Woodford Investment Management, the fund manager run by one of the UK’s best-known fund managers, Neil Woodford, has halted investor redemptions from its £3.7 billion equity income fund, following a request in May from Kent County Council to redeem £250 million from the fund and a string of negative press headlines.
The freeze on withdrawals, which could last for two months, is intended to give the fund time to restructure, without holding a disastrous fire sale of assets to meet redemptions, but has been seen as giving a body blow to the reputation of a high-profile investment star, who built his reputation at Invesco Perpetual for stock-picking, before setting up on his own in 2014. Redemptions from the fund have raised its unlisted assets to over 10% of total assets, triggering the suspension in redemptions.

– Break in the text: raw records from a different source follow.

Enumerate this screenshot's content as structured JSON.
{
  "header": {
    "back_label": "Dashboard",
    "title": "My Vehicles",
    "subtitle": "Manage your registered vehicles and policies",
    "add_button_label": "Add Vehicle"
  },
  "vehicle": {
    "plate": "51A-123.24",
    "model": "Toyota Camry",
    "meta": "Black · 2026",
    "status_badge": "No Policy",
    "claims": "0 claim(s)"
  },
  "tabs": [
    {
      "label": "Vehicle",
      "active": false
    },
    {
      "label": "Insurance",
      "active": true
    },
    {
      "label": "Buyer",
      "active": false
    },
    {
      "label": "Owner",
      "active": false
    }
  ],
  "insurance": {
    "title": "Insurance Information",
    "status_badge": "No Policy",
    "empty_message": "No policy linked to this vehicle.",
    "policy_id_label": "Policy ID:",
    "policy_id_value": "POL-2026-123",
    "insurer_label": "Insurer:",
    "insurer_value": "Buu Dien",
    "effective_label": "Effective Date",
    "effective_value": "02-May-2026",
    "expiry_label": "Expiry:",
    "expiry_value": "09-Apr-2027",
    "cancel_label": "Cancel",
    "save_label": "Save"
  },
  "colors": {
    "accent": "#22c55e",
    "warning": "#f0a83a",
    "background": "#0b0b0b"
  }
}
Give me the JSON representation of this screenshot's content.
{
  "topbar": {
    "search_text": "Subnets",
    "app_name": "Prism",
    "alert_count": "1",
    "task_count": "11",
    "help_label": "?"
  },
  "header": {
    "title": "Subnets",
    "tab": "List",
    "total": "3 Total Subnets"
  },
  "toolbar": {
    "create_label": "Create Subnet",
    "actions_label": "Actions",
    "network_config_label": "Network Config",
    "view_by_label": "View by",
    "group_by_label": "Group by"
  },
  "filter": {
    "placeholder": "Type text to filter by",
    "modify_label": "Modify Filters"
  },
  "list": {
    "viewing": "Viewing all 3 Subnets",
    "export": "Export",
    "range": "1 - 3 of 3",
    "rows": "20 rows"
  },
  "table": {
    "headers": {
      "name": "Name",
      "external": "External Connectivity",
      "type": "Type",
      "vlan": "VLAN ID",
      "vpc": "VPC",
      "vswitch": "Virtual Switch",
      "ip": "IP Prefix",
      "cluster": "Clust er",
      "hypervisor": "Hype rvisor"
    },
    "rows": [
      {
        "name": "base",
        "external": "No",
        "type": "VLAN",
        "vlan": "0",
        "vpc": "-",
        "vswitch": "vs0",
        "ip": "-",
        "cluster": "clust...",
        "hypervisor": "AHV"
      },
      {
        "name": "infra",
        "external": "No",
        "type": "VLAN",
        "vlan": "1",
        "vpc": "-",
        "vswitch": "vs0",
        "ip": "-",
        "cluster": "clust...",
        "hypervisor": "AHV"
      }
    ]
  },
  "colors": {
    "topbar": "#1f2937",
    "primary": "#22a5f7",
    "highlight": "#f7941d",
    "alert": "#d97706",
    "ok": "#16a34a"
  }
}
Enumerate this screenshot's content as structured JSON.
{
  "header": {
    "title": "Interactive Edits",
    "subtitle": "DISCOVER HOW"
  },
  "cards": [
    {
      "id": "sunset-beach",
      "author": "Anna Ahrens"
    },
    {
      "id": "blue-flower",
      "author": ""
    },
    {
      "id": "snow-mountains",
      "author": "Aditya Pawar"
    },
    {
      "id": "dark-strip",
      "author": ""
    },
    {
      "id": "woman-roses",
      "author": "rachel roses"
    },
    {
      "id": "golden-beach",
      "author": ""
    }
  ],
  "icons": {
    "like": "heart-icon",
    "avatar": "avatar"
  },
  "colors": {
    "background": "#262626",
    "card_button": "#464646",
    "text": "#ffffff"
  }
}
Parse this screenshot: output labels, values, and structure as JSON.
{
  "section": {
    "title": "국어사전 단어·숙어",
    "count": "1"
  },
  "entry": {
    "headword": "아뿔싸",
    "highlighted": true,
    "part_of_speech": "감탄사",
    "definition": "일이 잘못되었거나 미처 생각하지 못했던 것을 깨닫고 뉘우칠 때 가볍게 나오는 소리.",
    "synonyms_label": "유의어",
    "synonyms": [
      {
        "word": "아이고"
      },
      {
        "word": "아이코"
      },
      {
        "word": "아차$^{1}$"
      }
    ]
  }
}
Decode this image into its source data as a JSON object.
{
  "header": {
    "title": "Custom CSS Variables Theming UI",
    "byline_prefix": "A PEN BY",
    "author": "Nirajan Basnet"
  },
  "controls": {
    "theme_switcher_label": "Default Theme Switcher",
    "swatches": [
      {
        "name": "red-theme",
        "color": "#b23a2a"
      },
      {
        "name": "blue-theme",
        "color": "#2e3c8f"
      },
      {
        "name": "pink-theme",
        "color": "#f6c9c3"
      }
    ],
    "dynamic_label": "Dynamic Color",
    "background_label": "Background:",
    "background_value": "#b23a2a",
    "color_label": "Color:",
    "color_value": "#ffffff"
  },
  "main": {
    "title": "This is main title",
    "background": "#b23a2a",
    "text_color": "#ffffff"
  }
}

The fund was forced into drastic action, which has shocked investors, after seeing its assets fall from £10 billion two years ago to under £4 billion. A significant proportion of its investments are in more illiquid shares and it has been hit by a run of bad news, culminating in a profits warning by construction group Kier. Woodford held 20% of Kier’s shares and it has also been a shareholder in other companies to suffer market falls, including pharmaceuticals company, Circassia, the IP group, Allied Minds, the estate agency PurpleBricks, and doorstep lender, Provident Financial.
Woodford’s fall from grace led to falls in the value of the equity income of the fund’s major listed holdings, such as Barratt Developments, Burford Capital and Taylor Wimpey, as investors anticipated forced selling in them. Pensions trade body, the Pensions and Lifetime Savings Association (PLSA) called for the regulator to take action. Neil Woodford earned his reputation as a value investor with a strong contrarian streak by avoiding tech stocks in the dot com boom, selling out of banks before 2008 and going into unfancied tobacco stocks.